____ EXTRACTED MATERIAL

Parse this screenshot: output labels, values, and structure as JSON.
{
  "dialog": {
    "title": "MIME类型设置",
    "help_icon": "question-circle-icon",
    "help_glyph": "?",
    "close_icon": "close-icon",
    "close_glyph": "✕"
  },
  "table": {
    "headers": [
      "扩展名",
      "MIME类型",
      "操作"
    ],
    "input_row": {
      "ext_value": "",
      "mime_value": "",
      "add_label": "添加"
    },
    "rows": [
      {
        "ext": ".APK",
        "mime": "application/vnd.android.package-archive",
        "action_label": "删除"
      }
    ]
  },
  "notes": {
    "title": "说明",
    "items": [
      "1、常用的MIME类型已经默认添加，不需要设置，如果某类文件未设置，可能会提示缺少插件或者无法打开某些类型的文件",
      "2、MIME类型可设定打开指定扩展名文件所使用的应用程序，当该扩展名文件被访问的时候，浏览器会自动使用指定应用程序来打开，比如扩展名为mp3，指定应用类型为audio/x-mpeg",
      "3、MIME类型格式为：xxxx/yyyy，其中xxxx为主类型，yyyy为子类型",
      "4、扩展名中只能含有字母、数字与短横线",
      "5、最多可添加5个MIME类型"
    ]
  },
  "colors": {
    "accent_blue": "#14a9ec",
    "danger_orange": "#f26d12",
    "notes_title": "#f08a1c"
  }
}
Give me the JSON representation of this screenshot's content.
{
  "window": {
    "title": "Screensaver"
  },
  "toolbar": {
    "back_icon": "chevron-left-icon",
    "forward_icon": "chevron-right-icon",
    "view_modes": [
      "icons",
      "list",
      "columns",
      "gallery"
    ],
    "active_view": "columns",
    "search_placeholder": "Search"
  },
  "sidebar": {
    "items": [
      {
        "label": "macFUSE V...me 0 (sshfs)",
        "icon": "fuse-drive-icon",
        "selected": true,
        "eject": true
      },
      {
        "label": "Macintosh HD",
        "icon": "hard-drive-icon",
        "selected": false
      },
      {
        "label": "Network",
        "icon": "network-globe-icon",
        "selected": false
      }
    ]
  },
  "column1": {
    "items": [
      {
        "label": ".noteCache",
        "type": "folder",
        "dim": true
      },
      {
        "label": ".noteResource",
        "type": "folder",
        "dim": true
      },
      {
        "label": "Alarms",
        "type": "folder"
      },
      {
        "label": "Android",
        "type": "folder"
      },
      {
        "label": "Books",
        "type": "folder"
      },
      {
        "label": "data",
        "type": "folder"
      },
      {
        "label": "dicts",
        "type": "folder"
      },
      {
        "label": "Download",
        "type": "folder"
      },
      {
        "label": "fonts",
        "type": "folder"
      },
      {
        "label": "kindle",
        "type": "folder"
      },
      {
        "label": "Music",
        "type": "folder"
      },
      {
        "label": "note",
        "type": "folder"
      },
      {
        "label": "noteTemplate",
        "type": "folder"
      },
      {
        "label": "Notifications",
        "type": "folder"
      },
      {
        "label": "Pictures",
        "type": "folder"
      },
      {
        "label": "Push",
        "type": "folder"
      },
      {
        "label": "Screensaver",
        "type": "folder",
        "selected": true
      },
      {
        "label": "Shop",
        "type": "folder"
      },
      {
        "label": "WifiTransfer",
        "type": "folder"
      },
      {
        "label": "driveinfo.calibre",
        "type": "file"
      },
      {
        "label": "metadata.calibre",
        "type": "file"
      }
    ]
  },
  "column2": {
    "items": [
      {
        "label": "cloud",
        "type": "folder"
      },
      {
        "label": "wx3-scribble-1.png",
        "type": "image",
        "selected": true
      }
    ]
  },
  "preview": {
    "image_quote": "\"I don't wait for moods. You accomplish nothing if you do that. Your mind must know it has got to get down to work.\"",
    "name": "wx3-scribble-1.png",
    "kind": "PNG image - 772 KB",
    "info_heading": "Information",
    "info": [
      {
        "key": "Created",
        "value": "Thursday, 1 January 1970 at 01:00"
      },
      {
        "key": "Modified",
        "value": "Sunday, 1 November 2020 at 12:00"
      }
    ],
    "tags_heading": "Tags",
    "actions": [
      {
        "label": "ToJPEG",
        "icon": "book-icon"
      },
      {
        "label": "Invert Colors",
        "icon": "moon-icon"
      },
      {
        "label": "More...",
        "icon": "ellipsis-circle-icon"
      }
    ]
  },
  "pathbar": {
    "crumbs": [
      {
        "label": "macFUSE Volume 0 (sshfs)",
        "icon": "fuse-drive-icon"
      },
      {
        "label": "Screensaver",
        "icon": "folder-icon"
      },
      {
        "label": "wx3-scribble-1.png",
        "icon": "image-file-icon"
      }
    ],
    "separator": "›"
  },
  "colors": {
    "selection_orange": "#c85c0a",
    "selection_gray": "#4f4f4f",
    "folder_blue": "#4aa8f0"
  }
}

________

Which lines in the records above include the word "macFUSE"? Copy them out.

# WRITTEN RESPONSE:
        "label": "macFUSE V...me 0 (sshfs)",
        "label": "macFUSE Volume 0 (sshfs)",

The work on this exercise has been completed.